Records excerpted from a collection
▼
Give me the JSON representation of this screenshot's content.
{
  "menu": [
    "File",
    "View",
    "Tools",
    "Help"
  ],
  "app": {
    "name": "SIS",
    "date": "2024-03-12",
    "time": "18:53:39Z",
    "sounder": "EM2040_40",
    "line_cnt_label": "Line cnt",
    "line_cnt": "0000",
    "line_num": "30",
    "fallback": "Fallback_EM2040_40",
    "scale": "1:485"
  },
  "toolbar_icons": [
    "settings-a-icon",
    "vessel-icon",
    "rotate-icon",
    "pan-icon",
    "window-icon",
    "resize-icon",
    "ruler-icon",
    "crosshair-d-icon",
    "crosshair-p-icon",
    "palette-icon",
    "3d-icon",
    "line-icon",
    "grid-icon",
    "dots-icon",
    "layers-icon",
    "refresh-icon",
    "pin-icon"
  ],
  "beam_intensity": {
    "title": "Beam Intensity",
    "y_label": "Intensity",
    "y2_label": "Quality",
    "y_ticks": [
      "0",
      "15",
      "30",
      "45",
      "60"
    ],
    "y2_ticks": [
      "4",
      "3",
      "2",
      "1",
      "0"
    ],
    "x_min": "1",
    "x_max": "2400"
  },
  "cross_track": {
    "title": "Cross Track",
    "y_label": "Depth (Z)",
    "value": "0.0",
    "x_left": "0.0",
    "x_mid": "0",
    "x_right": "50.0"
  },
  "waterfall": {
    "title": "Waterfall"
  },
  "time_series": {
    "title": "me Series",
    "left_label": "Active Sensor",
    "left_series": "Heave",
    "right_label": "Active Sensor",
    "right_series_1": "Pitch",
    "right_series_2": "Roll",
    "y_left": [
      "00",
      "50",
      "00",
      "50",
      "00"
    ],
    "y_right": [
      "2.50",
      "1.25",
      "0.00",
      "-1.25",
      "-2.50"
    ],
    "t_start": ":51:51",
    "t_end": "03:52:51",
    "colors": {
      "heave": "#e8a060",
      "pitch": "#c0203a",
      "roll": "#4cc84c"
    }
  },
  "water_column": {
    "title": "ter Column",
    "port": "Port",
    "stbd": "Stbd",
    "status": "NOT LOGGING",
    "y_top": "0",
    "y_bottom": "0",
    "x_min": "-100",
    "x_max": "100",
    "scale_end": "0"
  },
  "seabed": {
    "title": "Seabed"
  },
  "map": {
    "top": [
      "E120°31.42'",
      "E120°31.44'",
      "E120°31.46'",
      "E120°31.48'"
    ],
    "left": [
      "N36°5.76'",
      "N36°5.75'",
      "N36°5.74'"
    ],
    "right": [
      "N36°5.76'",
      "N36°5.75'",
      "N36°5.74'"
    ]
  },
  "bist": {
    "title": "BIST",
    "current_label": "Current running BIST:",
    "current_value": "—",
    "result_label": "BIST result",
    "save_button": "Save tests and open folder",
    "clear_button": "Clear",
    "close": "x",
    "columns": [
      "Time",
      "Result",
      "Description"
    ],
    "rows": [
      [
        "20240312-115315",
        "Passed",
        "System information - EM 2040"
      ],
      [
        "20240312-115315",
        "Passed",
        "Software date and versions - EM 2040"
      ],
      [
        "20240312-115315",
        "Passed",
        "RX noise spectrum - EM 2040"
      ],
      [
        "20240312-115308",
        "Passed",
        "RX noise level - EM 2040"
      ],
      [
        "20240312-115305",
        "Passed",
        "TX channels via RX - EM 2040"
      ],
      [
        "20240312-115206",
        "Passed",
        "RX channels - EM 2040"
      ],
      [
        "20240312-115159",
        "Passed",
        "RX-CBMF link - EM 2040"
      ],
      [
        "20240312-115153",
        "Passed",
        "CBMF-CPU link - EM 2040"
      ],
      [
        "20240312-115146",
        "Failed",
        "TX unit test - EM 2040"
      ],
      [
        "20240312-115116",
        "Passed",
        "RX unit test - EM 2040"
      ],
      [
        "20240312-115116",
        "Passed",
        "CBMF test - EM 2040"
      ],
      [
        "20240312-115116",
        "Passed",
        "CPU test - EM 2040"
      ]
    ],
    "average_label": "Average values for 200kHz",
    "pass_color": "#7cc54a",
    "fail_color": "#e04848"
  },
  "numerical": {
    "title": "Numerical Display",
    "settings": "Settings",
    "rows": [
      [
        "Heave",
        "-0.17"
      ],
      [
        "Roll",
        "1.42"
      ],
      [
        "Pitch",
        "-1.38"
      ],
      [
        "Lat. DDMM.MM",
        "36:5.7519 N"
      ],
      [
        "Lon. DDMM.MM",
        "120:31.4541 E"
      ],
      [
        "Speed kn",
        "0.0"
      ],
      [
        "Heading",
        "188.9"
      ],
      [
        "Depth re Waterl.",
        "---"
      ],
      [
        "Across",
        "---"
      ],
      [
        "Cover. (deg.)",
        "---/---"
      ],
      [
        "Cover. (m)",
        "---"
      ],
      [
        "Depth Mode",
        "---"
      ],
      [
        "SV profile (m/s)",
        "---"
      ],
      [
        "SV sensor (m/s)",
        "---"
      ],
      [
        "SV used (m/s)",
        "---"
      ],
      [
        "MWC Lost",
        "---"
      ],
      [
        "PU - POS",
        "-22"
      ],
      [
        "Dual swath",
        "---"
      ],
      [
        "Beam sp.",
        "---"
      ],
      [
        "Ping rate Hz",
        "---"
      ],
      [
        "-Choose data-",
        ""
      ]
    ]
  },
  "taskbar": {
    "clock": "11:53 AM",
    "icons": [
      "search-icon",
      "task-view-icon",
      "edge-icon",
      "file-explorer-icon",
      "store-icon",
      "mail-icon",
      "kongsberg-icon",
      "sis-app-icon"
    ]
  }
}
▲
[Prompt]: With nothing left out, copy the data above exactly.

[Solution for this task]:
Give me the JSON representation of this screenshot's content.
{
  "menu": [
    "File",
    "View",
    "Tools",
    "Help"
  ],
  "app": {
    "name": "SIS",
    "date": "2024-03-12",
    "time": "18:53:39Z",
    "sounder": "EM2040_40",
    "line_cnt_label": "Line cnt",
    "line_cnt": "0000",
    "line_num": "30",
    "fallback": "Fallback_EM2040_40",
    "scale": "1:485"
  },
  "toolbar_icons": [
    "settings-a-icon",
    "vessel-icon",
    "rotate-icon",
    "pan-icon",
    "window-icon",
    "resize-icon",
    "ruler-icon",
    "crosshair-d-icon",
    "crosshair-p-icon",
    "palette-icon",
    "3d-icon",
    "line-icon",
    "grid-icon",
    "dots-icon",
    "layers-icon",
    "refresh-icon",
    "pin-icon"
  ],
  "beam_intensity": {
    "title": "Beam Intensity",
    "y_label": "Intensity",
    "y2_label": "Quality",
    "y_ticks": [
      "0",
      "15",
      "30",
      "45",
      "60"
    ],
    "y2_ticks": [
      "4",
      "3",
      "2",
      "1",
      "0"
    ],
    "x_min": "1",
    "x_max": "2400"
  },
  "cross_track": {
    "title": "Cross Track",
    "y_label": "Depth (Z)",
    "value": "0.0",
    "x_left": "0.0",
    "x_mid": "0",
    "x_right": "50.0"
  },
  "waterfall": {
    "title": "Waterfall"
  },
  "time_series": {
    "title": "me Series",
    "left_label": "Active Sensor",
    "left_series": "Heave",
    "right_label": "Active Sensor",
    "right_series_1": "Pitch",
    "right_series_2": "Roll",
    "y_left": [
      "00",
      "50",
      "00",
      "50",
      "00"
    ],
    "y_right": [
      "2.50",
      "1.25",
      "0.00",
      "-1.25",
      "-2.50"
    ],
    "t_start": ":51:51",
    "t_end": "03:52:51",
    "colors": {
      "heave": "#e8a060",
      "pitch": "#c0203a",
      "roll": "#4cc84c"
    }
  },
  "water_column": {
    "title": "ter Column",
    "port": "Port",
    "stbd": "Stbd",
    "status": "NOT LOGGING",
    "y_top": "0",
    "y_bottom": "0",
    "x_min": "-100",
    "x_max": "100",
    "scale_end": "0"
  },
  "seabed": {
    "title": "Seabed"
  },
  "map": {
    "top": [
      "E120°31.42'",
      "E120°31.44'",
      "E120°31.46'",
      "E120°31.48'"
    ],
    "left": [
      "N36°5.76'",
      "N36°5.75'",
      "N36°5.74'"
    ],
    "right": [
      "N36°5.76'",
      "N36°5.75'",
      "N36°5.74'"
    ]
  },
  "bist": {
    "title": "BIST",
    "current_label": "Current running BIST:",
    "current_value": "—",
    "result_label": "BIST result",
    "save_button": "Save tests and open folder",
    "clear_button": "Clear",
    "close": "x",
    "columns": [
      "Time",
      "Result",
      "Description"
    ],
    "rows": [
      [
        "20240312-115315",
        "Passed",
        "System information - EM 2040"
      ],
      [
        "20240312-115315",
        "Passed",
        "Software date and versions - EM 2040"
      ],
      [
        "20240312-115315",
        "Passed",
        "RX noise spectrum - EM 2040"
      ],
      [
        "20240312-115308",
        "Passed",
        "RX noise level - EM 2040"
      ],
      [
        "20240312-115305",
        "Passed",
        "TX channels via RX - EM 2040"
      ],
      [
        "20240312-115206",
        "Passed",
        "RX channels - EM 2040"
      ],
      [
        "20240312-115159",
        "Passed",
        "RX-CBMF link - EM 2040"
      ],
      [
        "20240312-115153",
        "Passed",
        "CBMF-CPU link - EM 2040"
      ],
      [
        "20240312-115146",
        "Failed",
        "TX unit test - EM 2040"
      ],
      [
        "20240312-115116",
        "Passed",
        "RX unit test - EM 2040"
      ],
      [
        "20240312-115116",
        "Passed",
        "CBMF test - EM 2040"
      ],
      [
        "20240312-115116",
        "Passed",
        "CPU test - EM 2040"
      ]
    ],
    "average_label": "Average values for 200kHz",
    "pass_color": "#7cc54a",
    "fail_color": "#e04848"
  },
  "numerical": {
    "title": "Numerical Display",
    "settings": "Settings",
    "rows": [
      [
        "Heave",
        "-0.17"
      ],
      [
        "Roll",
        "1.42"
      ],
      [
        "Pitch",
        "-1.38"
      ],
      [
        "Lat. DDMM.MM",
        "36:5.7519 N"
      ],
      [
        "Lon. DDMM.MM",
        "120:31.4541 E"
      ],
      [
        "Speed kn",
        "0.0"
      ],
      [
        "Heading",
        "188.9"
      ],
      [
        "Depth re Waterl.",
        "---"
      ],
      [
        "Across",
        "---"
      ],
      [
        "Cover. (deg.)",
        "---/---"
      ],
      [
        "Cover. (m)",
        "---"
      ],
      [
        "Depth Mode",
        "---"
      ],
      [
        "SV profile (m/s)",
        "---"
      ],
      [
        "SV sensor (m/s)",
        "---"
      ],
      [
        "SV used (m/s)",
        "---"
      ],
      [
        "MWC Lost",
        "---"
      ],
      [
        "PU - POS",
        "-22"
      ],
      [
        "Dual swath",
        "---"
      ],
      [
        "Beam sp.",
        "---"
      ],
      [
        "Ping rate Hz",
        "---"
      ],
      [
        "-Choose data-",
        ""
      ]
    ]
  },
  "taskbar": {
    "clock": "11:53 AM",
    "icons": [
      "search-icon",
      "task-view-icon",
      "edge-icon",
      "file-explorer-icon",
      "store-icon",
      "mail-icon",
      "kongsberg-icon",
      "sis-app-icon"
    ]
  }
}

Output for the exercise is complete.